A gerrymandering dirty dozen: The House’s worst districts
How do you know when you've seen a gerrymandered district? Maybe it looks like a duck or a snake, or a pair of earmuffs. Or maybe there's no obvious sign that the mapmakers played games with the contours in order to ensure a particular electoral outcome inside those boundaries.
The last contests using the current set of congressional maps are a year away. After that, the results of the 2020 census will be used for the redistricting of the entire country — assuring a fresh burst of gerrymandering by politicians with the power to draw maps designed for keeping themselves in power. (The North Carolina districts mentioned below are very likely to get altered before the next election, however, to settle a lawsuit alleging the current map favors Republicans so much as to violate the state Constitution's "fair elections" clause.)
We asked half a dozen people who have studied the way American political maps are drawn to reveal their best examples of the most flagrant current gerrymandering. Of course there are plenty of ways to approach that task. In some cases, the really odd shapes make it easier. In others, experts need to dive deep into demographic data to discover the most egregious examples of packing and cracking.
Congress may have given up on making Election Day a national holiday, but state lawmakers may have just begun their fight.
The catch-all reform bill passed earlier this year by the House of Representatives originally included language to make Election Day a national holiday. But even before the bill died on the steps of the Senate, House members stripped out that language.

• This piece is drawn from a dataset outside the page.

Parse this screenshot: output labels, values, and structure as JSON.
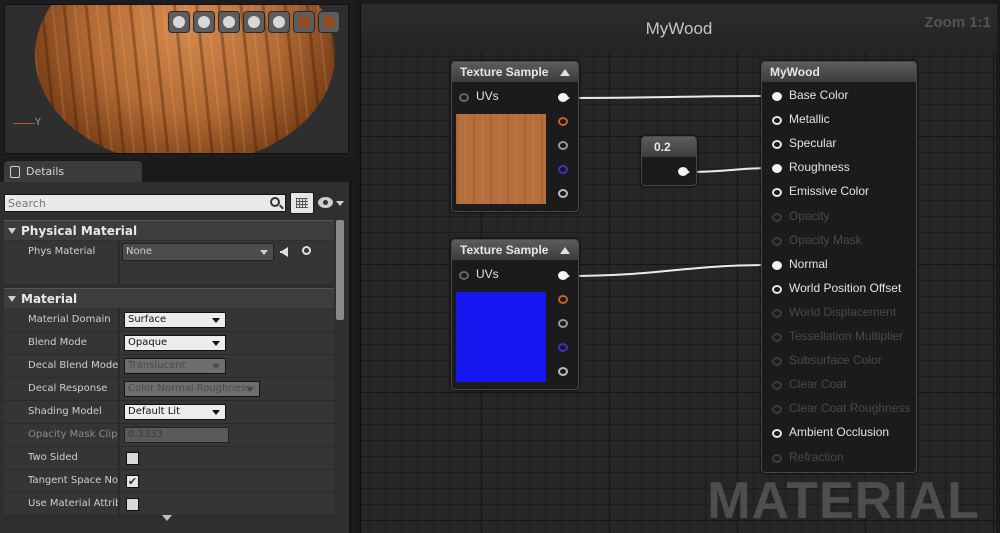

But advocates for the cause can look to the statehouses, which are considering related legislation in record numbers.
In 2019, lawmakers in 23 states filed 47 bills related to Election Day holidays, according to data compiled by the National Conference of State Legislatures and additional reporting.
The legal battle to pry loose President Trump's tax returns appears to be headed to defeat in the California Supreme Court, while numerous other efforts continue to move forward.

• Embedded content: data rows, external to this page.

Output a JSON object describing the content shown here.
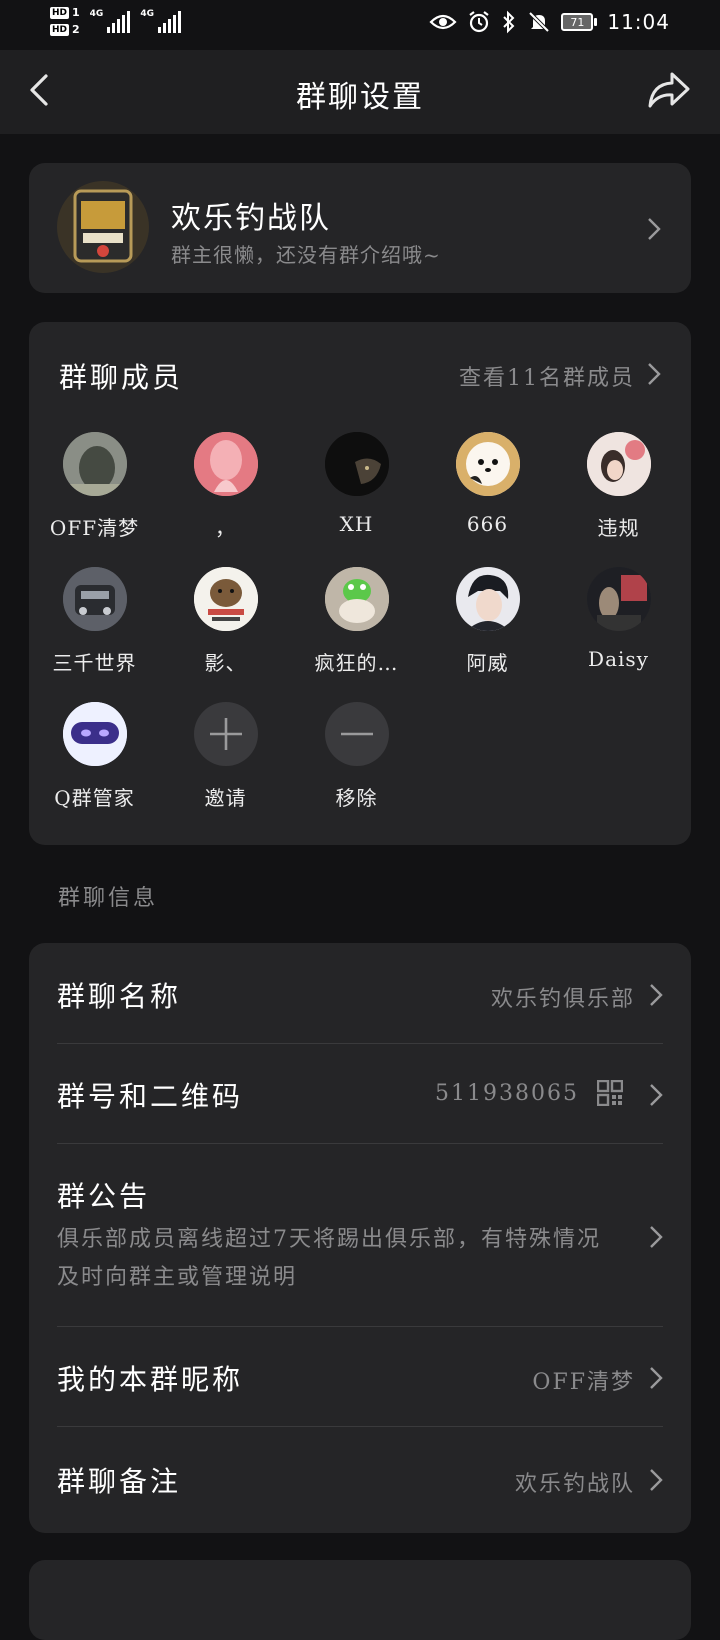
{
  "status_bar": {
    "hd1": "HD",
    "hd1_num": "1",
    "hd2": "HD",
    "hd2_num": "2",
    "net1": "4G",
    "net2": "4G",
    "battery": "71",
    "time": "11:04",
    "icons": [
      "eye-icon",
      "alarm-icon",
      "bluetooth-icon",
      "bell-muted-icon",
      "battery-icon"
    ]
  },
  "nav": {
    "title": "群聊设置",
    "back_icon": "back-arrow-icon",
    "share_icon": "share-icon"
  },
  "group": {
    "name": "欢乐钓战队",
    "description": "群主很懒，还没有群介绍哦~"
  },
  "members": {
    "title": "群聊成员",
    "view_all": "查看11名群成员",
    "list": [
      {
        "name": "OFF清梦",
        "color": "#6b6f68"
      },
      {
        "name": "，",
        "color": "#e8848a"
      },
      {
        "name": "XH",
        "color": "#151515"
      },
      {
        "name": "666",
        "color": "#e9dccb"
      },
      {
        "name": "违规",
        "color": "#d9c3c0"
      },
      {
        "name": "三千世界",
        "color": "#4a4d55"
      },
      {
        "name": "影、",
        "color": "#f2f0ea"
      },
      {
        "name": "疯狂的…",
        "color": "#c7bfb2"
      },
      {
        "name": "阿威",
        "color": "#2f3440"
      },
      {
        "name": "Daisy",
        "color": "#2b2d33"
      },
      {
        "name": "Q群管家",
        "color": "#dfe6ff"
      }
    ],
    "invite_label": "邀请",
    "remove_label": "移除"
  },
  "info": {
    "section_label": "群聊信息",
    "group_name_label": "群聊名称",
    "group_name_value": "欢乐钓俱乐部",
    "group_number_label": "群号和二维码",
    "group_number_value": "511938065",
    "notice_label": "群公告",
    "notice_text": "俱乐部成员离线超过7天将踢出俱乐部，有特殊情况及时向群主或管理说明",
    "nickname_label": "我的本群昵称",
    "nickname_value": "OFF清梦",
    "remark_label": "群聊备注",
    "remark_value": "欢乐钓战队"
  }
}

According to reporting by the Sacramento Bee, a majority of the justices on Wednesday appeared to side with Republicans challenging the new state law that would force Trump to release the last five years of his tax returns in order to get on the 2020 primary ballot.
During oral arguments, several of the justices aggressively questioned an attorney representing Secretary of State Alex Padilla.
"Where does it end? Do we get all high school report cards?" asked Justice Ming Chin, according to the Bee.
If the court strikes down the law (it has 90 days to reach a decision), the state could still appeal to the U.S. Supreme Court.
"So even if President Trump were impeached and convicted, there is the possibility that he could be reelected to the same office from which he had been removed," writes Austin Sarat of Amherst College.
Civic Saturday is a gathering of friends and strangers in a common place to nurture a spirit of shared purpose. Join Citizen University on Nov. 16 to reflect and connect around the values and practices of being an active citizen, reckon with and reflect on our nation's creed, and build civic fellowship to create new civic traditions that are joyful and communal.